In Indian-administered Kashmir, first of four rounds of local elections in Jammu and Kashmir state – first since 2005 – began 8 Oct amid boycott by two mainstream parties and violence between militants and govt. Ruling Bharatiya Janata Party made some advances, winning around 100 wards in valley: Congress won 175; both benefited from National Conference and People’s Democratic Party boycott of the polls over govt’s “lack of clarity” on legal challenge to Article 35-A of Constitution, which provides special rights and privileges to Jammu and Kashmir’s permanent residents. Tensions rose in valley after security forces 11 Oct reportedly killed high profile Hizbul Mujahideen militant Manan Wani in Hardwara, Kupwara district (north west); separatists organised complete shut-down next day. Police 21 Oct killed three suspected militants during overnight fighting in Laroo village, Kulgam district (south); unexploded shell from clashes detonated later same day, killing seven civilians and leading to mass protests throughout south Kashmir; separatists held second complete shutdown 22 Oct. Clashes between militants and police left two alleged Lashkar-e-Tayyaba (LeT) militants, one civilian and one policeman dead in capital Srinagar 17 Oct. Army claimed to have killed three militants who were trying to cross Line of Control (LoC, dividing Pakistan and Indian-administered Kashmir) in Baramulla district (north west) 18 Oct. Security forces 25 Oct claimed to have killed four militants in clash in Anantnag district (south) and two in Baramulla district (west). Tensions between Pakistan and India remained high following India’s late Sept cancellation of bilateral meeting on sidelines of UN General Assembly; Pakistani PM Khan 21 Oct condemned “cycle of killings of innocent Kashmiris” by Indian security forces; Indian govt said Pakistan should “address its own issues”.
Their recent dialogue process provides the best chance yet for bilateral peace and regional stability, but Pakistan and India must still overcome serious mistrust among hardliners in their security elites.
Even if India and Pakistan appear willing to allow more interaction across the Line of Control (LOC) that separates the parts of Kashmir they administer, any Kashmir-based dialogue will fail if they do not put its inhabitants first.
When the third round of the normalisation talks concludes in July 2006, India and Pakistan will be no closer than when they began the process in February 2004 to resolving differences, including over Kashmir.

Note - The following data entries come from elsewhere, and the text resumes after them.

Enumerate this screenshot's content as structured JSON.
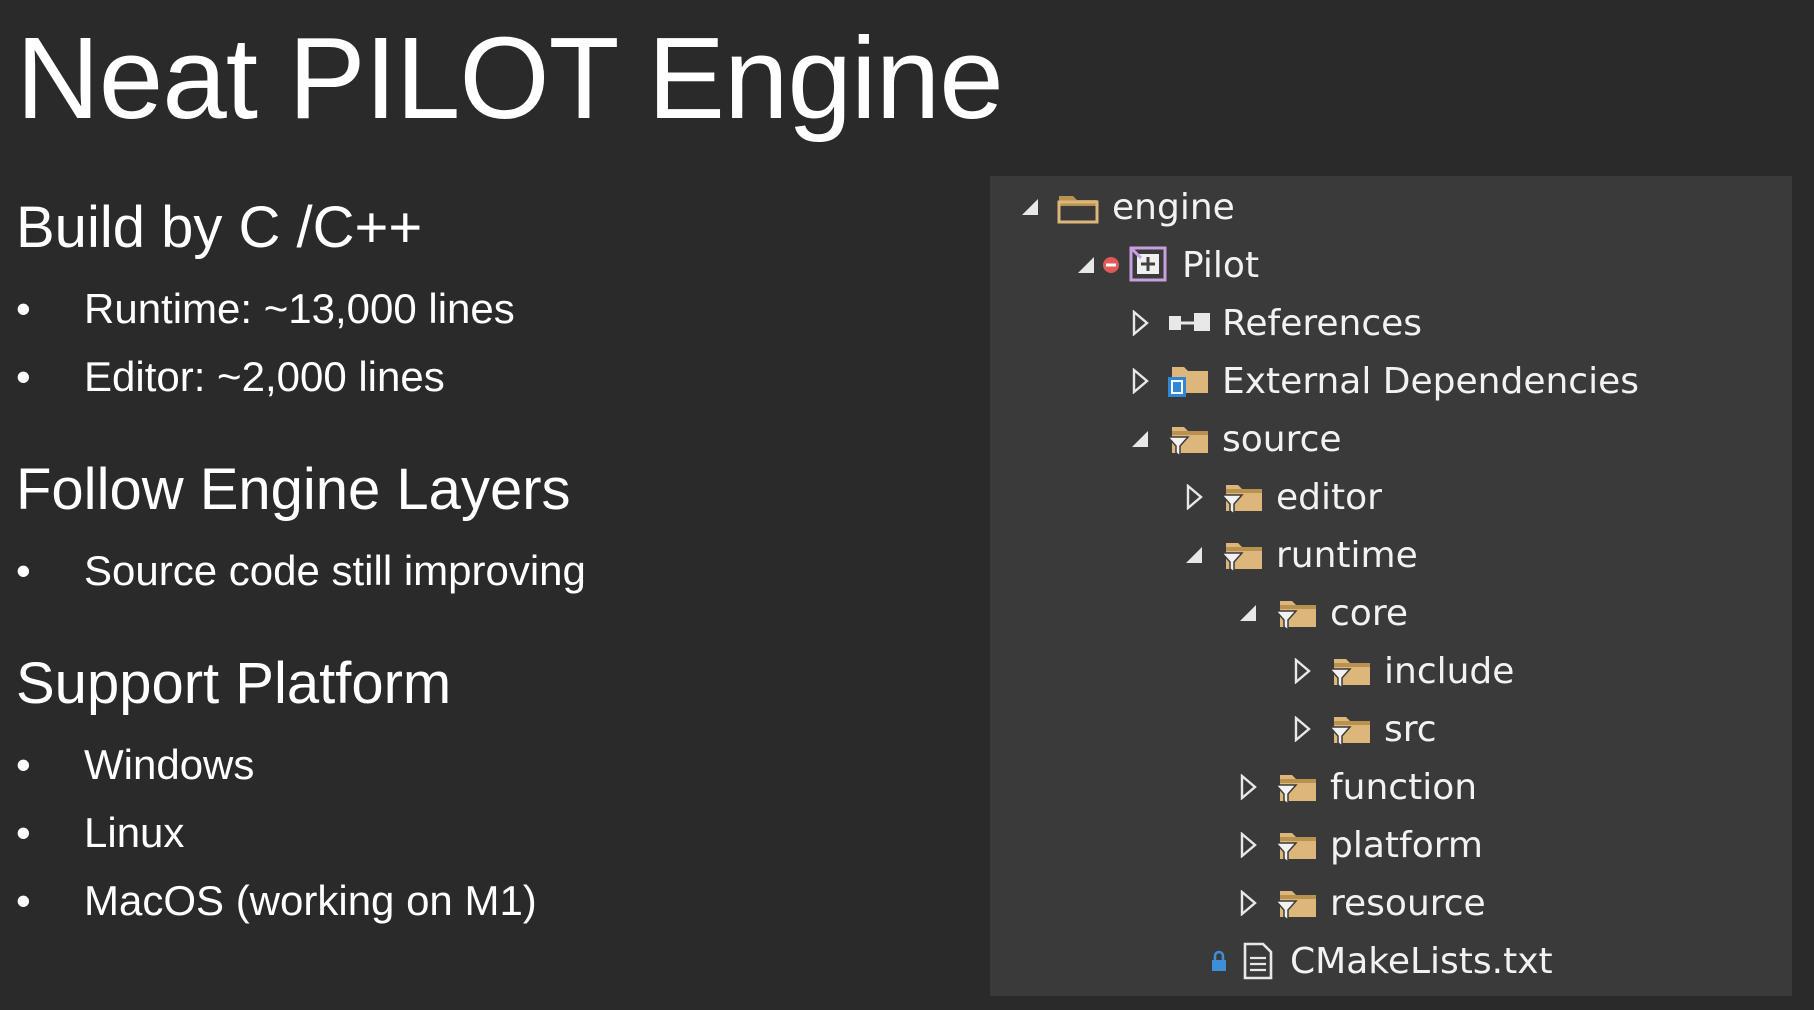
{
  "title": "Neat PILOT Engine",
  "sections": [
    {
      "heading": "Build by C /C++",
      "bullets": [
        "Runtime: ~13,000 lines",
        "Editor: ~2,000 lines"
      ]
    },
    {
      "heading": "Follow Engine Layers",
      "bullets": [
        "Source code still improving"
      ]
    },
    {
      "heading": "Support Platform",
      "bullets": [
        "Windows",
        "Linux",
        "MacOS (working on M1)"
      ]
    }
  ],
  "bullet_glyph": "•",
  "tree": {
    "items": [
      {
        "label": "engine",
        "state": "expanded",
        "icon": "folder-open-icon"
      },
      {
        "label": "Pilot",
        "state": "expanded",
        "icon": "project-icon",
        "status_icon": "error-icon"
      },
      {
        "label": "References",
        "state": "collapsed",
        "icon": "references-icon"
      },
      {
        "label": "External Dependencies",
        "state": "collapsed",
        "icon": "external-dependencies-icon"
      },
      {
        "label": "source",
        "state": "expanded",
        "icon": "filter-folder-icon"
      },
      {
        "label": "editor",
        "state": "collapsed",
        "icon": "filter-folder-icon"
      },
      {
        "label": "runtime",
        "state": "expanded",
        "icon": "filter-folder-icon"
      },
      {
        "label": "core",
        "state": "expanded",
        "icon": "filter-folder-icon"
      },
      {
        "label": "include",
        "state": "collapsed",
        "icon": "filter-folder-icon"
      },
      {
        "label": "src",
        "state": "collapsed",
        "icon": "filter-folder-icon"
      },
      {
        "label": "function",
        "state": "collapsed",
        "icon": "filter-folder-icon"
      },
      {
        "label": "platform",
        "state": "collapsed",
        "icon": "filter-folder-icon"
      },
      {
        "label": "resource",
        "state": "collapsed",
        "icon": "filter-folder-icon"
      },
      {
        "label": "CMakeLists.txt",
        "state": "leaf",
        "icon": "text-file-icon",
        "status_icon": "lock-icon"
      }
    ]
  },
  "colors": {
    "background": "#2a2a2a",
    "panel": "#3a3a3a",
    "text": "#ffffff",
    "folder": "#dcb67a",
    "folder_dark": "#b8924e",
    "error": "#e05a5a",
    "lock": "#3f8fd8",
    "project_border": "#c8a0e0"
  }
}
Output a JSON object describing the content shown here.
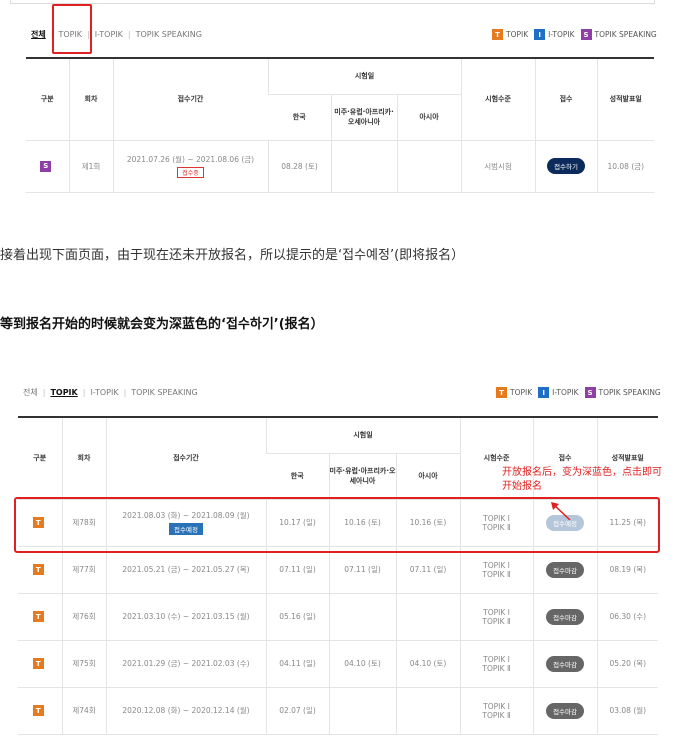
{
  "filters1": {
    "items": [
      "전체",
      "TOPIK",
      "I-TOPIK",
      "TOPIK SPEAKING"
    ],
    "active": 0
  },
  "filters2": {
    "items": [
      "전체",
      "TOPIK",
      "I-TOPIK",
      "TOPIK SPEAKING"
    ],
    "active": 1
  },
  "legend": [
    {
      "letter": "T",
      "label": "TOPIK",
      "color": "#e57a1e"
    },
    {
      "letter": "I",
      "label": "I-TOPIK",
      "color": "#1f6fc5"
    },
    {
      "letter": "S",
      "label": "TOPIK SPEAKING",
      "color": "#8e3fa6"
    }
  ],
  "headers": {
    "type": "구분",
    "round": "회차",
    "period": "접수기간",
    "exam_date": "시험일",
    "korea": "한국",
    "americas": "미주·유럽·아프리카·오세아니아",
    "asia": "아시아",
    "level": "시험수준",
    "apply": "접수",
    "result": "성적발표일"
  },
  "table1_rows": [
    {
      "type": "S",
      "round": "제1회",
      "period": "2021.07.26 (월) ~ 2021.08.06 (금)",
      "period_tag": "접수중",
      "korea": "08.28 (토)",
      "americas": "",
      "asia": "",
      "level": "시범시험",
      "apply": "접수하기",
      "result": "10.08 (금)"
    }
  ],
  "text1": "接着出现下面页面，由于现在还未开放报名，所以提示的是‘접수예정’(即将报名）",
  "text2": "等到报名开始的时候就会变为深蓝色的‘접수하기’(报名）",
  "annotation": "开放报名后，变为深蓝色，点击即可开始报名",
  "table2_rows": [
    {
      "type": "T",
      "round": "제78회",
      "period": "2021.08.03 (화) ~ 2021.08.09 (월)",
      "period_tag": "접수예정",
      "korea": "10.17 (일)",
      "americas": "10.16 (토)",
      "asia": "10.16 (토)",
      "level1": "TOPIK Ⅰ",
      "level2": "TOPIK Ⅱ",
      "apply": "접수예정",
      "result": "11.25 (목)"
    },
    {
      "type": "T",
      "round": "제77회",
      "period": "2021.05.21 (금) ~ 2021.05.27 (목)",
      "period_tag": "",
      "korea": "07.11 (일)",
      "americas": "07.11 (일)",
      "asia": "07.11 (일)",
      "level1": "TOPIK Ⅰ",
      "level2": "TOPIK Ⅱ",
      "apply": "접수마감",
      "result": "08.19 (목)"
    },
    {
      "type": "T",
      "round": "제76회",
      "period": "2021.03.10 (수) ~ 2021.03.15 (월)",
      "period_tag": "",
      "korea": "05.16 (일)",
      "americas": "",
      "asia": "",
      "level1": "TOPIK Ⅰ",
      "level2": "TOPIK Ⅱ",
      "apply": "접수마감",
      "result": "06.30 (수)"
    },
    {
      "type": "T",
      "round": "제75회",
      "period": "2021.01.29 (금) ~ 2021.02.03 (수)",
      "period_tag": "",
      "korea": "04.11 (일)",
      "americas": "04.10 (토)",
      "asia": "04.10 (토)",
      "level1": "TOPIK Ⅰ",
      "level2": "TOPIK Ⅱ",
      "apply": "접수마감",
      "result": "05.20 (목)"
    },
    {
      "type": "T",
      "round": "제74회",
      "period": "2020.12.08 (화) ~ 2020.12.14 (월)",
      "period_tag": "",
      "korea": "02.07 (일)",
      "americas": "",
      "asia": "",
      "level1": "TOPIK Ⅰ",
      "level2": "TOPIK Ⅱ",
      "apply": "접수마감",
      "result": "03.08 (월)"
    }
  ]
}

The agreement between Pakistan's president, Pervez Musharraf, and India's new prime minister, Manmohan Singh, to continue talks on all contentious issues including Kashmir has inspired optimism about reduced tensions in South Asia.

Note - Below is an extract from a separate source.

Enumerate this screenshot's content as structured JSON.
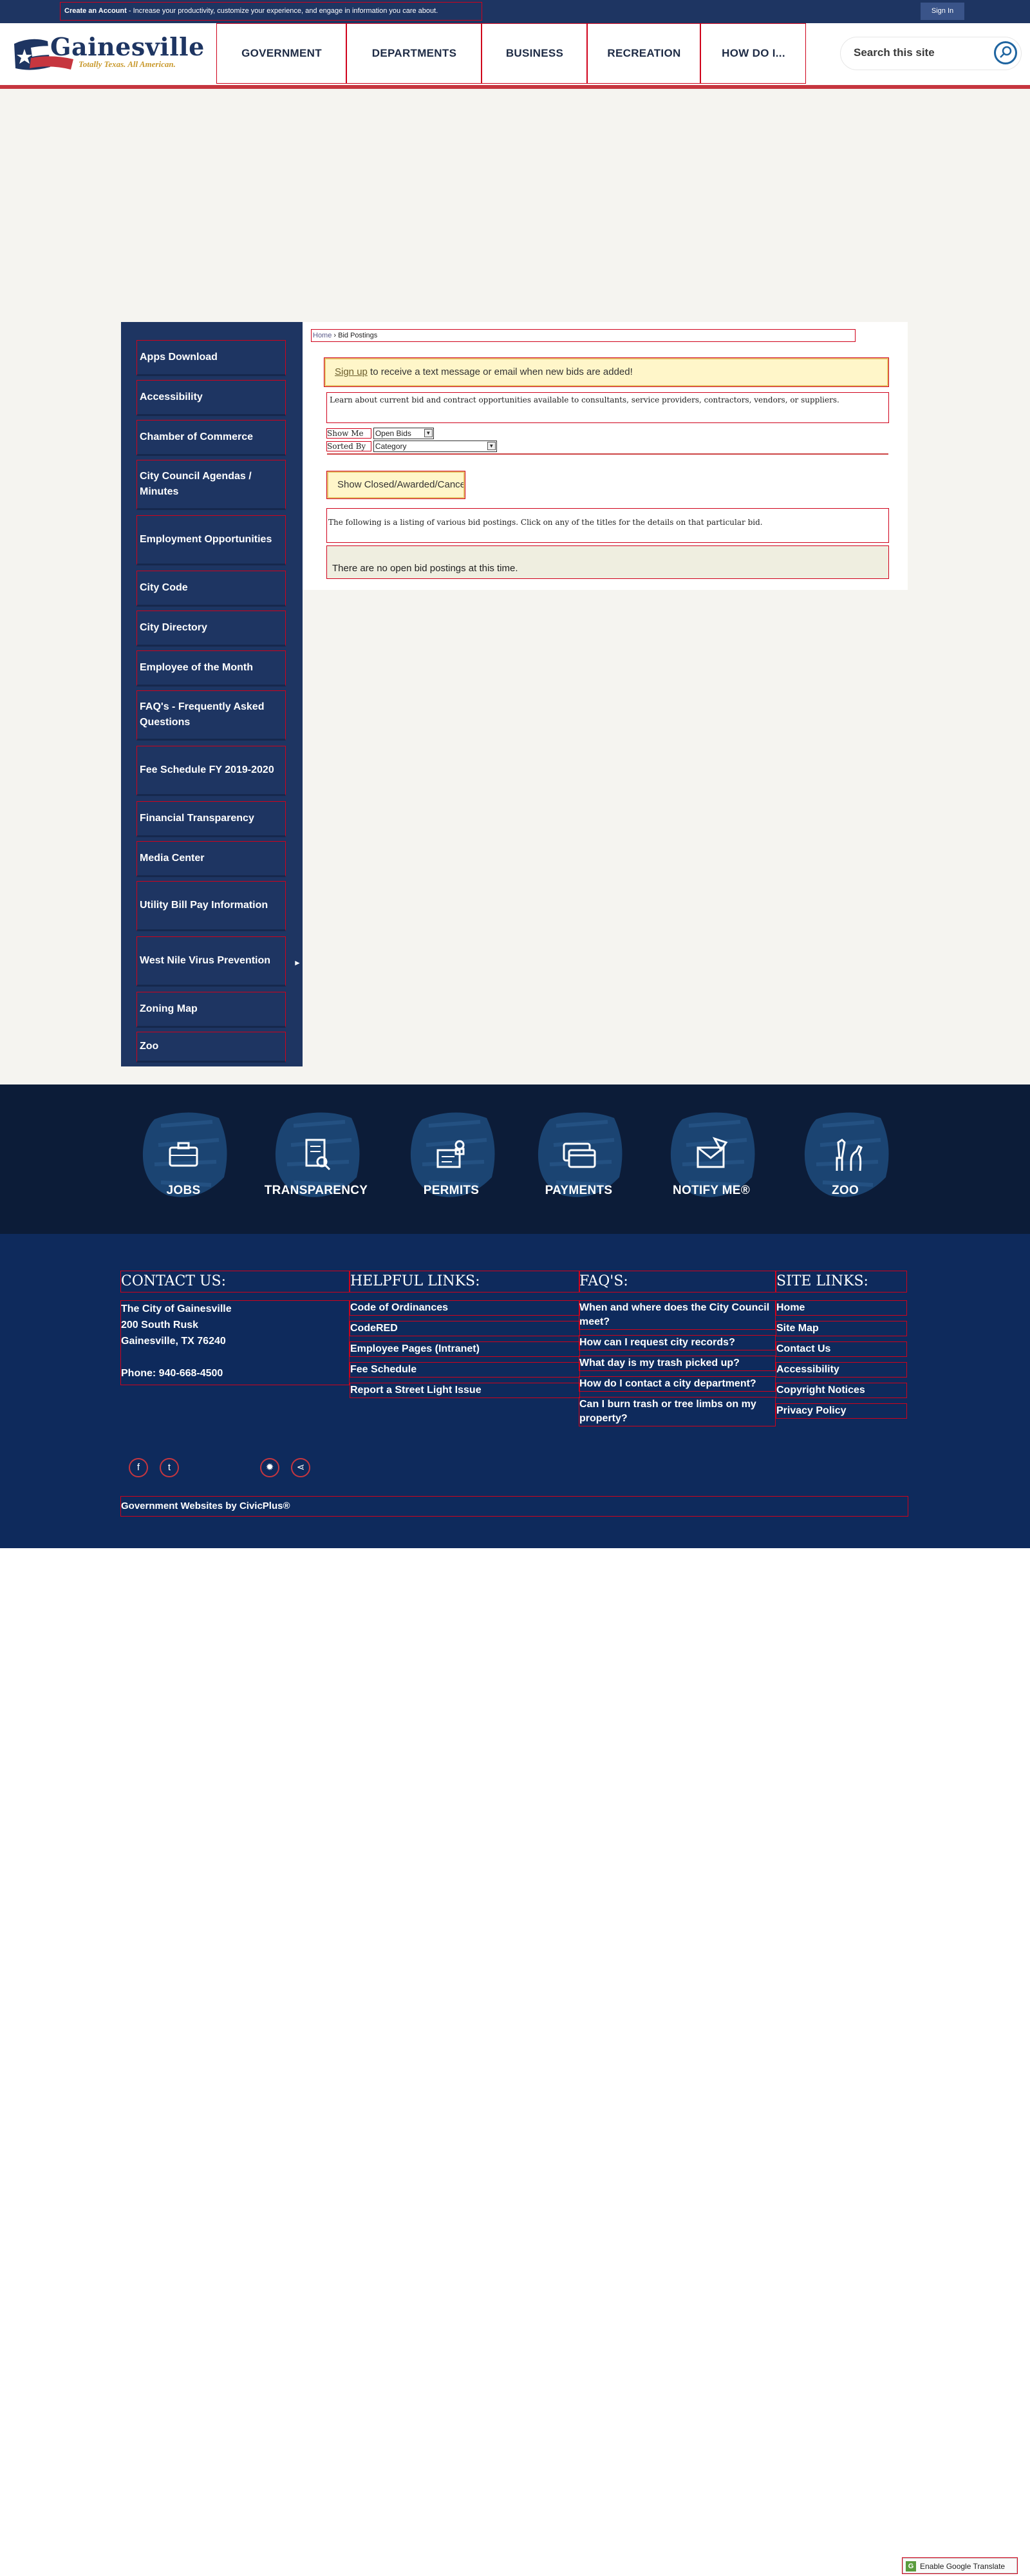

For half a century Kashmir has been the major issue of contention between India and Pakistan.
More than five decades after independence, Pakistan is no closer to a resolution with India of the dispute over Kashmir.